> Assignment:
Write out the listing below in full and exactly, leaving out every picture.

> Supplied data:
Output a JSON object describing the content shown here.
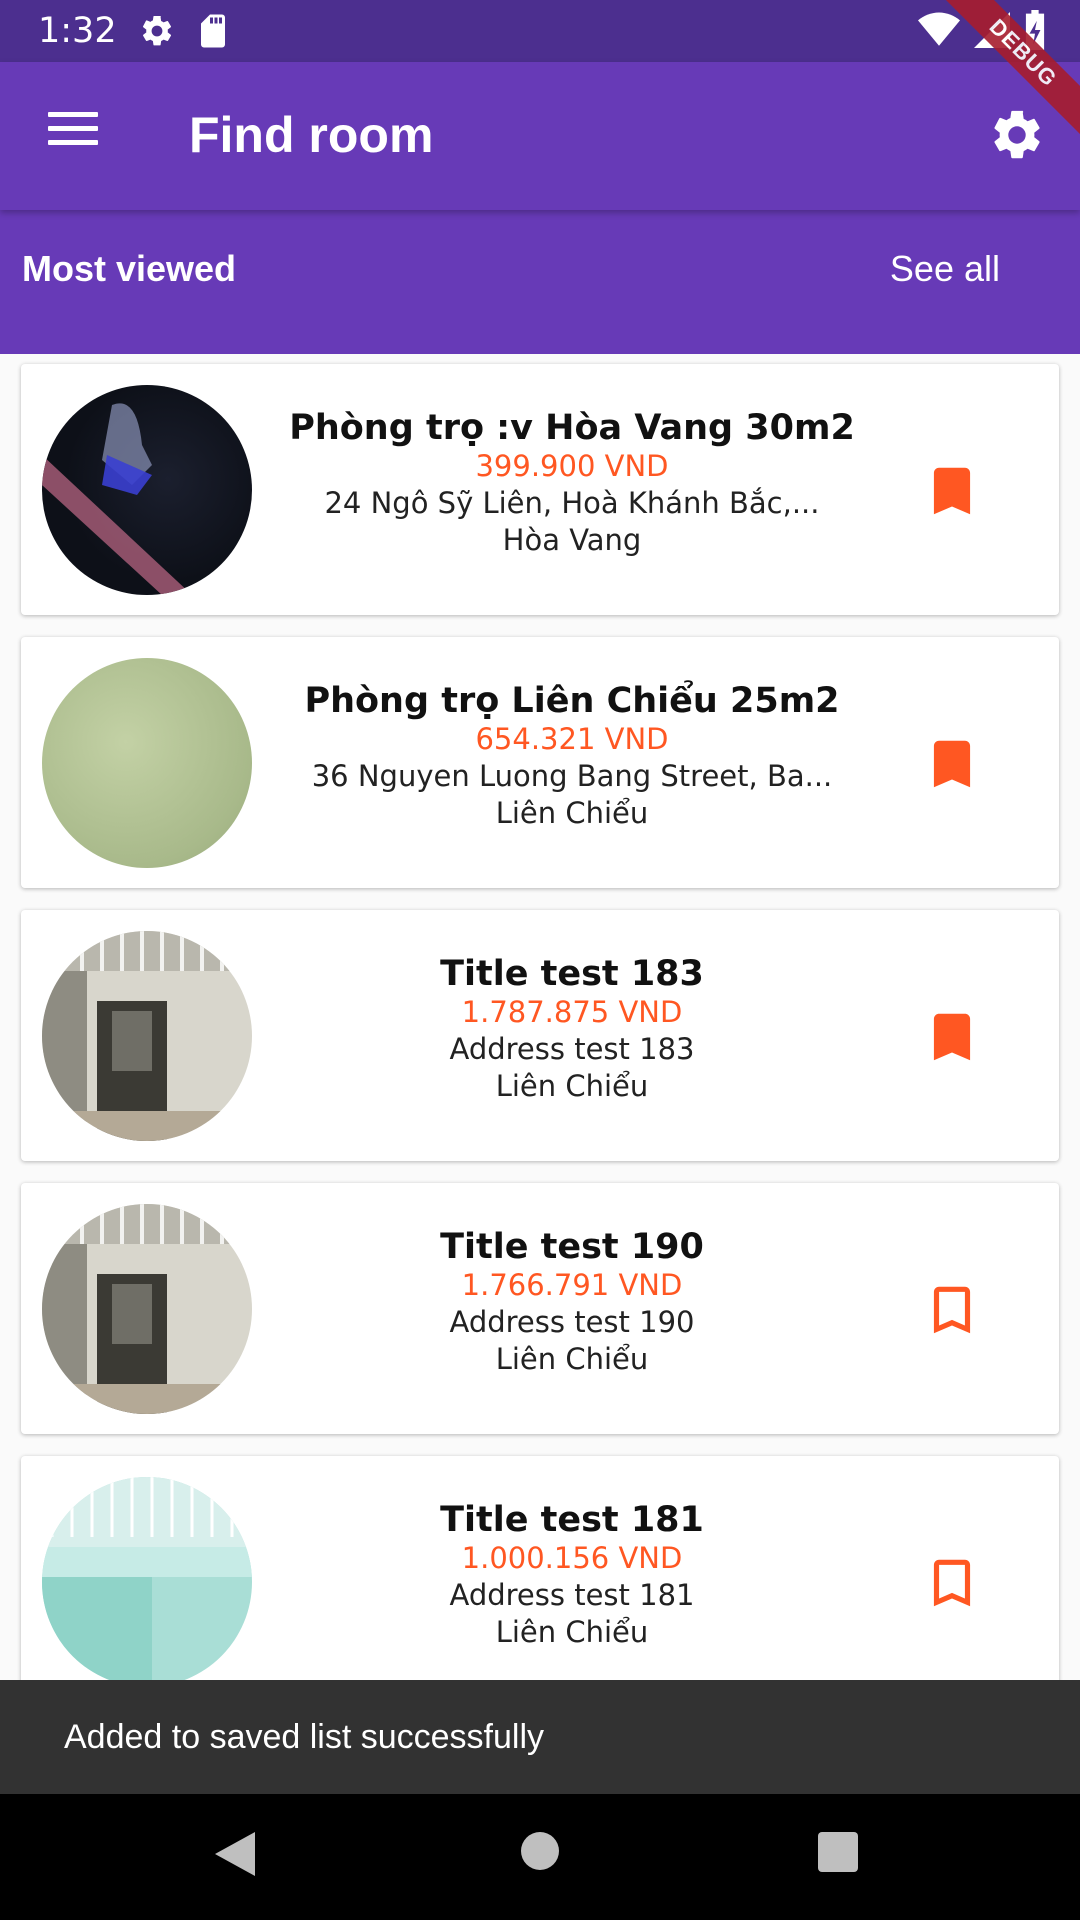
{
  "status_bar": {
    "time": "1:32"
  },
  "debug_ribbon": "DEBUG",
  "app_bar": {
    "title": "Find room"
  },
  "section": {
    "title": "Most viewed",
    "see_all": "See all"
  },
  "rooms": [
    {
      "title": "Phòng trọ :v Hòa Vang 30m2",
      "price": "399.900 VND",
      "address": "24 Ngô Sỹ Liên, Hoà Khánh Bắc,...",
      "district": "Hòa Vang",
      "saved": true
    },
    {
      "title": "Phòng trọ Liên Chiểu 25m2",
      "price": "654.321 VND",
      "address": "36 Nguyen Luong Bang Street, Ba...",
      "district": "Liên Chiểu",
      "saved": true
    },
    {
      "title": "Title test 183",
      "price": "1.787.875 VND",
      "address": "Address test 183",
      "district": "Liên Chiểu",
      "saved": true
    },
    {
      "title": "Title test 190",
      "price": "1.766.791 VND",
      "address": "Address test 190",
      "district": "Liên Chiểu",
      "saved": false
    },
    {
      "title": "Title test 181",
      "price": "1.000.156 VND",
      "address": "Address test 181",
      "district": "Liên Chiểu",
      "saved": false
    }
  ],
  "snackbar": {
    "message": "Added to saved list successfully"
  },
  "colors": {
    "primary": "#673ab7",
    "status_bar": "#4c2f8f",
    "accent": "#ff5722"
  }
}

> Reply to the task:
Output a JSON object describing the content shown here.
{
  "status_bar": {
    "time": "1:32"
  },
  "debug_ribbon": "DEBUG",
  "app_bar": {
    "title": "Find room"
  },
  "section": {
    "title": "Most viewed",
    "see_all": "See all"
  },
  "rooms": [
    {
      "title": "Phòng trọ :v Hòa Vang 30m2",
      "price": "399.900 VND",
      "address": "24 Ngô Sỹ Liên, Hoà Khánh Bắc,...",
      "district": "Hòa Vang",
      "saved": true
    },
    {
      "title": "Phòng trọ Liên Chiểu 25m2",
      "price": "654.321 VND",
      "address": "36 Nguyen Luong Bang Street, Ba...",
      "district": "Liên Chiểu",
      "saved": true
    },
    {
      "title": "Title test 183",
      "price": "1.787.875 VND",
      "address": "Address test 183",
      "district": "Liên Chiểu",
      "saved": true
    },
    {
      "title": "Title test 190",
      "price": "1.766.791 VND",
      "address": "Address test 190",
      "district": "Liên Chiểu",
      "saved": false
    },
    {
      "title": "Title test 181",
      "price": "1.000.156 VND",
      "address": "Address test 181",
      "district": "Liên Chiểu",
      "saved": false
    }
  ],
  "snackbar": {
    "message": "Added to saved list successfully"
  },
  "colors": {
    "primary": "#673ab7",
    "status_bar": "#4c2f8f",
    "accent": "#ff5722"
  }
}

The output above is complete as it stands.